Two problems need to be avoided.
First, the HOA management company must advise and represent the homeowners in resolving construction problems with the builder. This position is difficult at best because the HOA management company was originally hired by the builder. The HOA management company must advise the homeowners about beneficial courses of action in how to resolve construction problems and defects without appearing to take the side of the builder.
The second problem is a direct extension of the first. The HOA management company should advise the homeowners to use legal remedies only as a last resort in getting construction defects resolved. The HOA management company must properly advise the homeowners to avoid an “ambulance chaser” construction defects lawyer who might find all sorts of defects that really do not exist…or magnify defects that do exist out of all proportion…and entice homeowners with the prospect of a large monetary judgment.

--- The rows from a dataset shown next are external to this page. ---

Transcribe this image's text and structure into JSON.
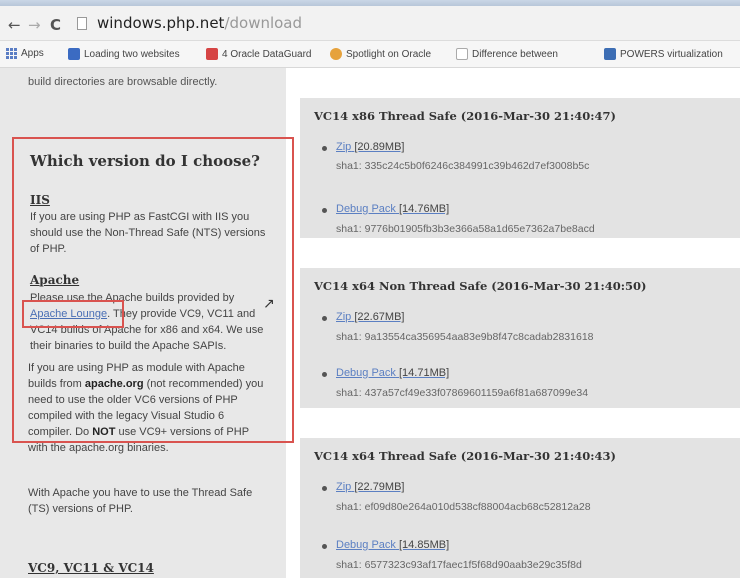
{
  "browser": {
    "url_host": "windows.php.net",
    "url_path": "/download",
    "bookmarks": [
      {
        "label": "Apps",
        "color": "#5a7dc4"
      },
      {
        "label": "Loading two websites",
        "color": "#3b6bc2"
      },
      {
        "label": "4 Oracle DataGuard",
        "color": "#d64545"
      },
      {
        "label": "Spotlight on Oracle",
        "color": "#e6a23c"
      },
      {
        "label": "Difference between",
        "color": "#cccccc"
      },
      {
        "label": "POWERS virtualization",
        "color": "#3d6eb4"
      }
    ]
  },
  "sidebar": {
    "intro": "build directories are browsable directly.",
    "choose_title": "Which version do I choose?",
    "iis_heading": "IIS",
    "iis_text": "If you are using PHP as FastCGI with IIS you should use the Non-Thread Safe (NTS) versions of PHP.",
    "apache_heading": "Apache",
    "apache_pre": "Please use the Apache builds provided by ",
    "apache_link": "Apache Lounge",
    "apache_post": ". They provide VC9, VC11 and VC14 builds of Apache for x86 and x64. We use their binaries to build the Apache SAPIs.",
    "module_pre": "If you are using PHP as module with Apache builds from ",
    "module_bold1": "apache.org",
    "module_mid": " (not recommended) you need to use the older VC6 versions of PHP compiled with the legacy Visual Studio 6 compiler. Do ",
    "module_bold2": "NOT",
    "module_post": " use VC9+ versions of PHP with the apache.org binaries.",
    "ts_text": "With Apache you have to use the Thread Safe (TS) versions of PHP.",
    "vc_heading": "VC9, VC11 & VC14"
  },
  "downloads": [
    {
      "title": "VC14 x86 Thread Safe (2016-Mar-30 21:40:47)",
      "zip_label": "Zip",
      "zip_size": "[20.89MB]",
      "zip_sha": "sha1: 335c24c5b0f6246c384991c39b462d7ef3008b5c",
      "debug_label": "Debug Pack",
      "debug_size": "[14.76MB]",
      "debug_sha": "sha1: 9776b01905fb3b3e366a58a1d65e7362a7be8acd"
    },
    {
      "title": "VC14 x64 Non Thread Safe (2016-Mar-30 21:40:50)",
      "zip_label": "Zip",
      "zip_size": "[22.67MB]",
      "zip_sha": "sha1: 9a13554ca356954aa83e9b8f47c8cadab2831618",
      "debug_label": "Debug Pack",
      "debug_size": "[14.71MB]",
      "debug_sha": "sha1: 437a57cf49e33f07869601159a6f81a687099e34"
    },
    {
      "title": "VC14 x64 Thread Safe (2016-Mar-30 21:40:43)",
      "zip_label": "Zip",
      "zip_size": "[22.79MB]",
      "zip_sha": "sha1: ef09d80e264a010d538cf88004acb68c52812a28",
      "debug_label": "Debug Pack",
      "debug_size": "[14.85MB]",
      "debug_sha": "sha1: 6577323c93af17faec1f5f68d90aab3e29c35f8d"
    }
  ]
}
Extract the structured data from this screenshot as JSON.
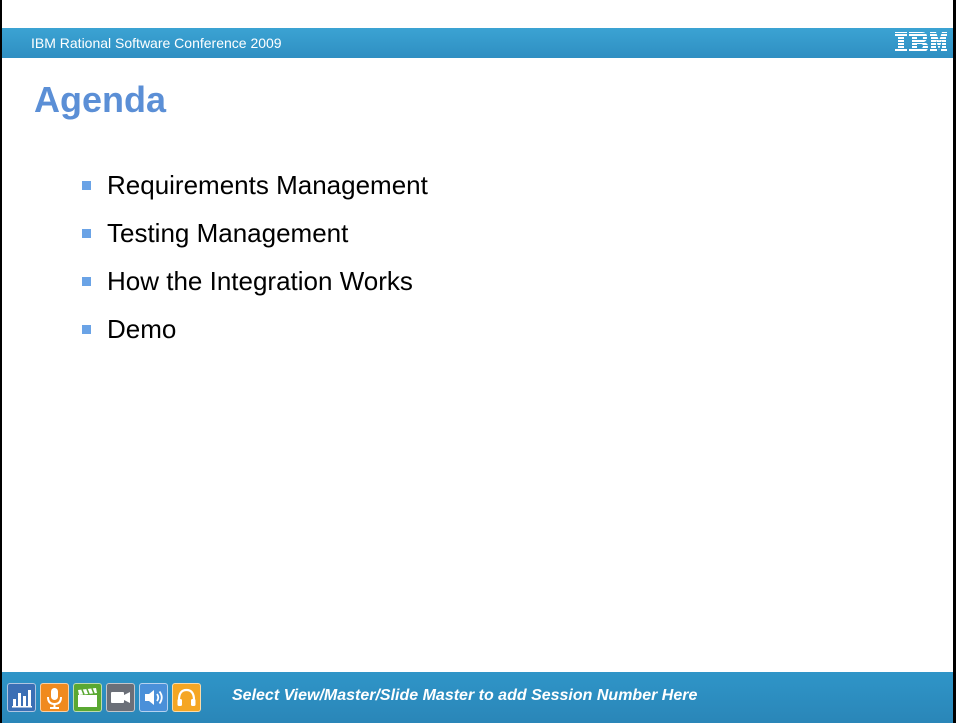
{
  "header": {
    "conference_title": "IBM Rational Software Conference 2009",
    "logo_text": "IBM"
  },
  "slide": {
    "title": "Agenda",
    "bullets": [
      "Requirements Management",
      "Testing Management",
      "How the Integration Works",
      "Demo"
    ]
  },
  "footer": {
    "session_text": "Select View/Master/Slide Master to add Session Number Here",
    "icons": [
      {
        "name": "chart-icon",
        "color": "#3b6fb5"
      },
      {
        "name": "microphone-icon",
        "color": "#f08a1e"
      },
      {
        "name": "clapperboard-icon",
        "color": "#5aa832"
      },
      {
        "name": "camera-icon",
        "color": "#6b6f78"
      },
      {
        "name": "speaker-icon",
        "color": "#4a90d9"
      },
      {
        "name": "headphones-icon",
        "color": "#f5a623"
      }
    ]
  },
  "colors": {
    "header_bar": "#3399cc",
    "title": "#5b8fd6",
    "bullet_marker": "#6aa3e6",
    "footer_bar": "#2a8abd"
  }
}
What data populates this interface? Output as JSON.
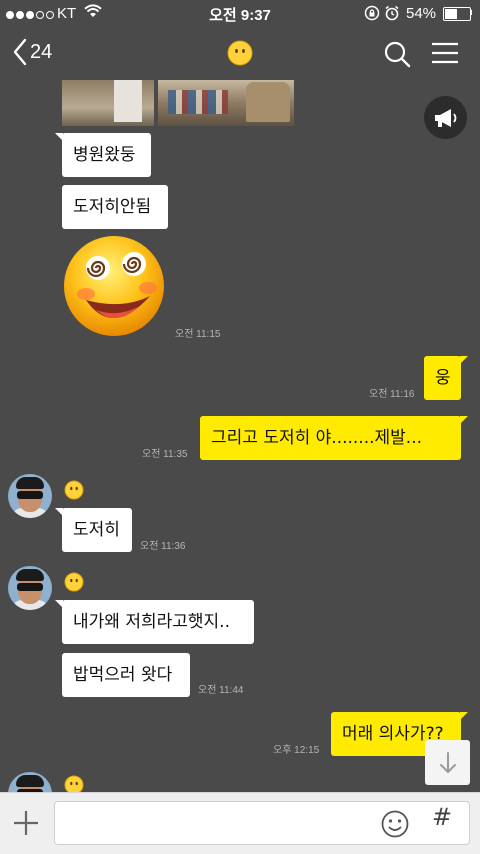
{
  "status_bar": {
    "carrier": "KT",
    "time": "오전 9:37",
    "battery_percent": "54%",
    "battery_level": 0.54,
    "signal_bars_filled": 3,
    "signal_bars_total": 5
  },
  "nav": {
    "back_count": "24",
    "back_icon": "chevron-left-icon",
    "title_icon": "neutral-face-emoji-icon",
    "search_icon": "search-icon",
    "menu_icon": "hamburger-menu-icon"
  },
  "notice_icon": "megaphone-icon",
  "messages": [
    {
      "text": "병원왔둥",
      "side": "left"
    },
    {
      "text": "도저히안됨",
      "side": "left"
    },
    {
      "sticker": "dizzy-smiley-emoticon",
      "timestamp": "오전 11:15",
      "side": "left"
    },
    {
      "text": "웅",
      "timestamp": "오전 11:16",
      "side": "right"
    },
    {
      "text": "그리고 도저히 야........제발...",
      "timestamp": "오전 11:35",
      "side": "right"
    },
    {
      "text": "도저히",
      "timestamp": "오전 11:36",
      "side": "left"
    },
    {
      "text": "내가왜 저희라고햇지..",
      "side": "left"
    },
    {
      "text": "밥먹으러 왓다",
      "timestamp": "오전 11:44",
      "side": "left"
    },
    {
      "text": "머래 의사가??",
      "timestamp": "오후 12:15",
      "side": "right"
    }
  ],
  "input": {
    "placeholder": "",
    "value": "",
    "plus_icon": "plus-icon",
    "emoticon_icon": "smiley-icon",
    "hash_label": "#"
  },
  "scroll_down_icon": "arrow-down-icon",
  "colors": {
    "background": "#4a4a4a",
    "my_bubble": "#ffeb00",
    "their_bubble": "#ffffff",
    "timestamp": "#b5b5b5"
  }
}
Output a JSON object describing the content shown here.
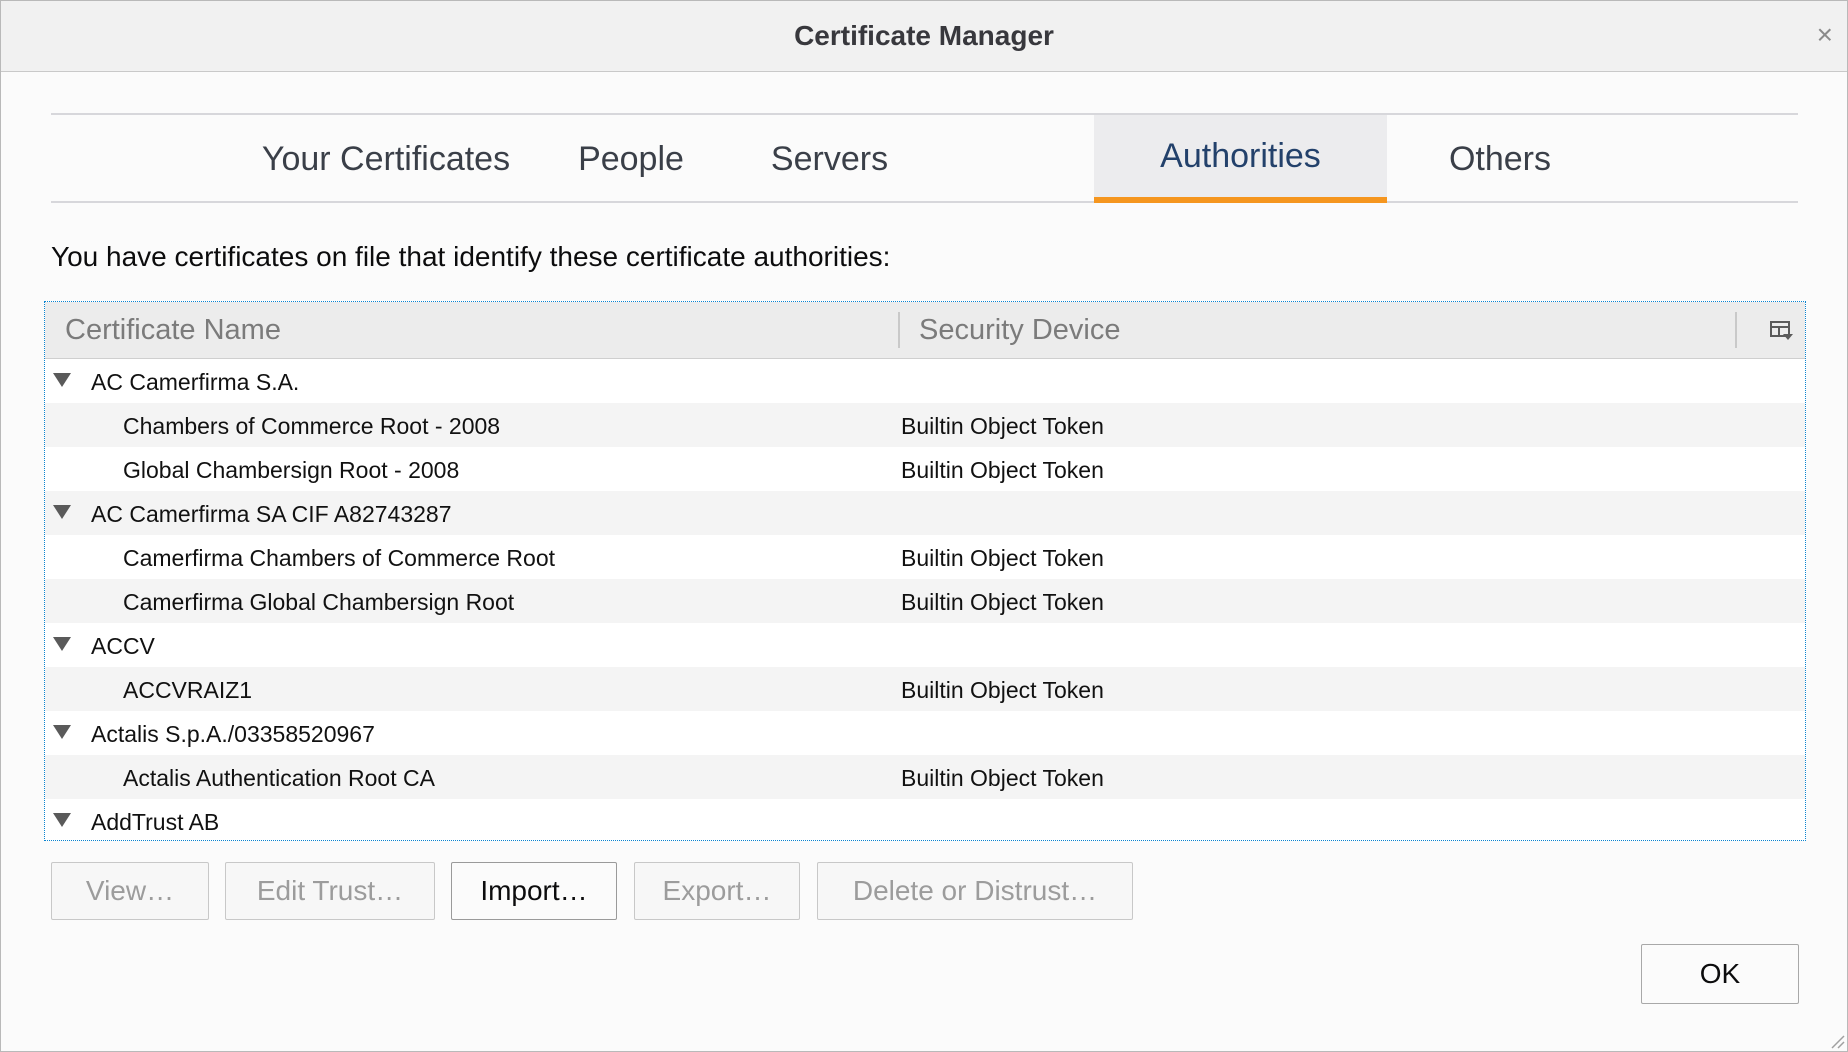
{
  "window": {
    "title": "Certificate Manager",
    "close_glyph": "×"
  },
  "tabs": [
    {
      "label": "Your Certificates",
      "selected": false
    },
    {
      "label": "People",
      "selected": false
    },
    {
      "label": "Servers",
      "selected": false
    },
    {
      "label": "Authorities",
      "selected": true
    },
    {
      "label": "Others",
      "selected": false
    }
  ],
  "description": "You have certificates on file that identify these certificate authorities:",
  "tree": {
    "columns": [
      "Certificate Name",
      "Security Device"
    ],
    "column_picker_icon": "column-picker-icon",
    "rows": [
      {
        "type": "group",
        "name": "AC Camerfirma S.A.",
        "device": ""
      },
      {
        "type": "child",
        "name": "Chambers of Commerce Root - 2008",
        "device": "Builtin Object Token"
      },
      {
        "type": "child",
        "name": "Global Chambersign Root - 2008",
        "device": "Builtin Object Token"
      },
      {
        "type": "group",
        "name": "AC Camerfirma SA CIF A82743287",
        "device": ""
      },
      {
        "type": "child",
        "name": "Camerfirma Chambers of Commerce Root",
        "device": "Builtin Object Token"
      },
      {
        "type": "child",
        "name": "Camerfirma Global Chambersign Root",
        "device": "Builtin Object Token"
      },
      {
        "type": "group",
        "name": "ACCV",
        "device": ""
      },
      {
        "type": "child",
        "name": "ACCVRAIZ1",
        "device": "Builtin Object Token"
      },
      {
        "type": "group",
        "name": "Actalis S.p.A./03358520967",
        "device": ""
      },
      {
        "type": "child",
        "name": "Actalis Authentication Root CA",
        "device": "Builtin Object Token"
      },
      {
        "type": "group",
        "name": "AddTrust AB",
        "device": ""
      }
    ]
  },
  "actions": {
    "view": "View…",
    "edit_trust": "Edit Trust…",
    "import": "Import…",
    "export": "Export…",
    "delete": "Delete or Distrust…"
  },
  "ok_label": "OK",
  "colors": {
    "accent_tab": "#f5961f",
    "focus_border": "#0a84d0"
  }
}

I once heard the true story of a large condominium project that had legitimate construction defects of settlement cracks and retaining wall waterproofing problems. The HOA…on advice from their defects attorney…successfully sued the builder for $20 million. The builder then went bankrupt, and the builder’s insurance policy was good for only $2 million.
Because the HOA sued the builder, the $20 million worth of construction defects became public record…but the $2 million recovered through the insurance company was not enough to make the required repairs. Each homeowner then had to legally disclose that the $20 million of construction defects still remained within the project to be repaired…when attempting to sell their units. This legal obligation and duty to disclose these unrepaired defects made it difficult to sell the units.
The person trying to resolve this dispute between the builder and the HOA said the list of alleged defects could be organized into three different columns.
The first column consisted of real construction defects that needed fixing by the builder. The second column consisted of defects magnified out of proportion…making minor problems appear larger than they were. The third column consisted of alleged defects that either did not exist or would not even have been complained about by the homeowners if it were not for the previous two groups of complaints.
This person estimated that the legitimate defects could have been repaired within the $2 million of insurance coverage…if the situation at the outset had not been inflated by the defects lawyer, if a lawsuit had not been started, and if the builder had been allowed to make the legitimate repairs.
The best approach for the HOA management company should be to advise the HOA that if a lawyer is needed to resolve construction defects issues, the lawyer should be retained to only render an opinion at first.
Once the HOA decides to start a lawsuit, the homeowners need to know they might have to disclose the existence of suspected construction defects when attempting to sell their units.
The HOA also runs the risk of obtaining a judgment in excess of the insurance coverage amount…thus resulting in a special assessment to each homebuyer to make up the monetary difference between the insurance coverage and the amount required to repair the construction defects.